-- Opening Marker --

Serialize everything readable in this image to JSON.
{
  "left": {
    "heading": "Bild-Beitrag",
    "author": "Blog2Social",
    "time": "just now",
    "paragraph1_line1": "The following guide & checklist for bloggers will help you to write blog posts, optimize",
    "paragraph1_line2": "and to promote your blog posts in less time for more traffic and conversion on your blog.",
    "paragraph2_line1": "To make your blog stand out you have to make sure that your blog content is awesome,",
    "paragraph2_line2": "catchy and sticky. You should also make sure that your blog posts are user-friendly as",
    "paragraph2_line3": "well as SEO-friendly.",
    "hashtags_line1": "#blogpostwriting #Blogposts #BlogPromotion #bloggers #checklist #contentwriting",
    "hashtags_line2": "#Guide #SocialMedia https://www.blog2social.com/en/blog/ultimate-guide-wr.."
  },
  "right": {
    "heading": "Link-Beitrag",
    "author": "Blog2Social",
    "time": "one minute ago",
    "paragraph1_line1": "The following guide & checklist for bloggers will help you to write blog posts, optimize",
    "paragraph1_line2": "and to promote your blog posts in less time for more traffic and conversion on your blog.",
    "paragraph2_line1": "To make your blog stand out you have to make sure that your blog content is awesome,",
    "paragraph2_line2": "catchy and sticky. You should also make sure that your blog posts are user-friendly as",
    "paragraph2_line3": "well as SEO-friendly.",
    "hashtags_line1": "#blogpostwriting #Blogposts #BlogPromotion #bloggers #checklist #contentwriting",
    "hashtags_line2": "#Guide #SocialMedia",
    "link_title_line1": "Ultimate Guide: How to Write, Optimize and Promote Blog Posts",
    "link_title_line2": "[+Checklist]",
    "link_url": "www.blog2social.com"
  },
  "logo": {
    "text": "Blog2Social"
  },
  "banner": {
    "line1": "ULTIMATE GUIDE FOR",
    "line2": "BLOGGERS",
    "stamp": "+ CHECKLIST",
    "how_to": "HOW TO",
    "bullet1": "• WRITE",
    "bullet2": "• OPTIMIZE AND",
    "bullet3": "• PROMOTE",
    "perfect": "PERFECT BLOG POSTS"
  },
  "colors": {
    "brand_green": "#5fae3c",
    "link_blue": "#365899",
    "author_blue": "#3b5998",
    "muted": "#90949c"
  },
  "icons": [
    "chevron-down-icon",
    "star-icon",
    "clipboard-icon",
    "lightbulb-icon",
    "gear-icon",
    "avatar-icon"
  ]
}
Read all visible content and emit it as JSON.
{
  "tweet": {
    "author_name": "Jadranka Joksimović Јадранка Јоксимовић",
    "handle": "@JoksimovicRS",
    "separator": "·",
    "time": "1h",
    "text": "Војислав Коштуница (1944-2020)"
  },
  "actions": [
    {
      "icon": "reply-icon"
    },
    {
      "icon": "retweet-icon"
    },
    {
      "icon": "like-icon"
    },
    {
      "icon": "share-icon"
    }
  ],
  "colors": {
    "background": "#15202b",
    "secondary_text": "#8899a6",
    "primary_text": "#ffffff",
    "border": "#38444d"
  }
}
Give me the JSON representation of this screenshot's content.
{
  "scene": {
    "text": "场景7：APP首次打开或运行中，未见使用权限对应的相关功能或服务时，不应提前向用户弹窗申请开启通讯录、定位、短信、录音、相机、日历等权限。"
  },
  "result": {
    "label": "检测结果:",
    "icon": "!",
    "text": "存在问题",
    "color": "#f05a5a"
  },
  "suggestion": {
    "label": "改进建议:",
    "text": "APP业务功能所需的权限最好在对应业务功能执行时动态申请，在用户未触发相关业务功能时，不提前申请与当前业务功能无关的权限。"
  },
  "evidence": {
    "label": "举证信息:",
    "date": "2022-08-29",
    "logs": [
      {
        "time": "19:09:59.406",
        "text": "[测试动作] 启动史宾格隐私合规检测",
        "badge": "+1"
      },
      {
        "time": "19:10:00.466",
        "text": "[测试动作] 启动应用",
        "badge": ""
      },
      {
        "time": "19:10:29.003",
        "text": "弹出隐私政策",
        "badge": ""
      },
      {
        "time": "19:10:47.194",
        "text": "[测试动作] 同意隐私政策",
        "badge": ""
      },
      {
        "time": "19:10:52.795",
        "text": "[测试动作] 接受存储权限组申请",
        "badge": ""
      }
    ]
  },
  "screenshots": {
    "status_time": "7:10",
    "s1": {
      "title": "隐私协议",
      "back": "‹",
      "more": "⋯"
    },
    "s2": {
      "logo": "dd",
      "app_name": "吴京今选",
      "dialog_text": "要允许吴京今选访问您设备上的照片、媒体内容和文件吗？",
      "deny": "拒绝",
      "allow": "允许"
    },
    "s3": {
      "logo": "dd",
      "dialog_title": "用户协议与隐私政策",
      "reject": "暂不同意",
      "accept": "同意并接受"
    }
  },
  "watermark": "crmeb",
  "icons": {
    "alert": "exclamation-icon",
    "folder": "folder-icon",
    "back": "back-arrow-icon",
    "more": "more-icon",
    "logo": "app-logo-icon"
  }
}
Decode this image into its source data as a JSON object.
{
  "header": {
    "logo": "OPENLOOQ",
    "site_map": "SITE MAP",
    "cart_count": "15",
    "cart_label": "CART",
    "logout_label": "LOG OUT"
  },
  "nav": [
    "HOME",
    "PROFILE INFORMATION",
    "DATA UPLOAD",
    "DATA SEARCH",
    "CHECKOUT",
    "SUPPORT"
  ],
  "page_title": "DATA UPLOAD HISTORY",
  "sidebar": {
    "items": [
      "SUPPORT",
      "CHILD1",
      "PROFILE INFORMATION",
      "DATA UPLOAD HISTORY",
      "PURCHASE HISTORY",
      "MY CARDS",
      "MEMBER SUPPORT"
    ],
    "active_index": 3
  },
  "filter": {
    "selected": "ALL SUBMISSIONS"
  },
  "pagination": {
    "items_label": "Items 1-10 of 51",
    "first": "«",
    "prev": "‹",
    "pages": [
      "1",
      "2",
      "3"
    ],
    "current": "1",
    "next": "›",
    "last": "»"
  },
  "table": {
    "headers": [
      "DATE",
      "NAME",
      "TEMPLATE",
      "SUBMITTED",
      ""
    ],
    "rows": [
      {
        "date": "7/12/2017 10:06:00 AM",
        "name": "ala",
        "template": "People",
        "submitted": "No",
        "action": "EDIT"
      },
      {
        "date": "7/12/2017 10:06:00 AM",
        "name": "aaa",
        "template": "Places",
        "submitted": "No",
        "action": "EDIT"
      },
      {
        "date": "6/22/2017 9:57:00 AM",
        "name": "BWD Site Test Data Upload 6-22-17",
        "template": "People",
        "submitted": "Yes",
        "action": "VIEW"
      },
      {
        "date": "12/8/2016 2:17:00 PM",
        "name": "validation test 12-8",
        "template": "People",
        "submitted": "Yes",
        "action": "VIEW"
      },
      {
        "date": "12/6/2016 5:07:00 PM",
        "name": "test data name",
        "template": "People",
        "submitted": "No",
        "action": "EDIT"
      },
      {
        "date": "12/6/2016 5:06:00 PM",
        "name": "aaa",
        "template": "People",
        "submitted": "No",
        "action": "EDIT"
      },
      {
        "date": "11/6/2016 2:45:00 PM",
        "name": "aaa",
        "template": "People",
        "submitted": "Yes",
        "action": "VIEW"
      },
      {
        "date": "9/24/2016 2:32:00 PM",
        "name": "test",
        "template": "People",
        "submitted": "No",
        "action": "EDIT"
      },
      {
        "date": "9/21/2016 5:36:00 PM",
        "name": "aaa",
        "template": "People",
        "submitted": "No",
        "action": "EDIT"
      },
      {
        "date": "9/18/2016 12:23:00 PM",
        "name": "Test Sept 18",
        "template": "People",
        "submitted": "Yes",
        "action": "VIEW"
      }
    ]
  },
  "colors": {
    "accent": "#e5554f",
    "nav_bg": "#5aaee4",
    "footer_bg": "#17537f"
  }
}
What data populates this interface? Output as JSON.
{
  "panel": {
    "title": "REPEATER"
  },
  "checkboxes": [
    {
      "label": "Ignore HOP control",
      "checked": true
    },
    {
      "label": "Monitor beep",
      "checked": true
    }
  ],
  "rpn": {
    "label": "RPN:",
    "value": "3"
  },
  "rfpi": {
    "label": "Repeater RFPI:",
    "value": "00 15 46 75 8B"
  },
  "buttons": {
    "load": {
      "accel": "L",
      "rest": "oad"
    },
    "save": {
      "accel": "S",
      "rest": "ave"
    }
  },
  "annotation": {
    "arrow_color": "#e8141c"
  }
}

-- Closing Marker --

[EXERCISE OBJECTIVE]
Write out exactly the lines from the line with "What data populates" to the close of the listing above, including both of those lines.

[WRITTEN SOLUTION]
What data populates this interface? Output as JSON.
{
  "panel": {
    "title": "REPEATER"
  },
  "checkboxes": [
    {
      "label": "Ignore HOP control",
      "checked": true
    },
    {
      "label": "Monitor beep",
      "checked": true
    }
  ],
  "rpn": {
    "label": "RPN:",
    "value": "3"
  },
  "rfpi": {
    "label": "Repeater RFPI:",
    "value": "00 15 46 75 8B"
  },
  "buttons": {
    "load": {
      "accel": "L",
      "rest": "oad"
    },
    "save": {
      "accel": "S",
      "rest": "ave"
    }
  },
  "annotation": {
    "arrow_color": "#e8141c"
  }
}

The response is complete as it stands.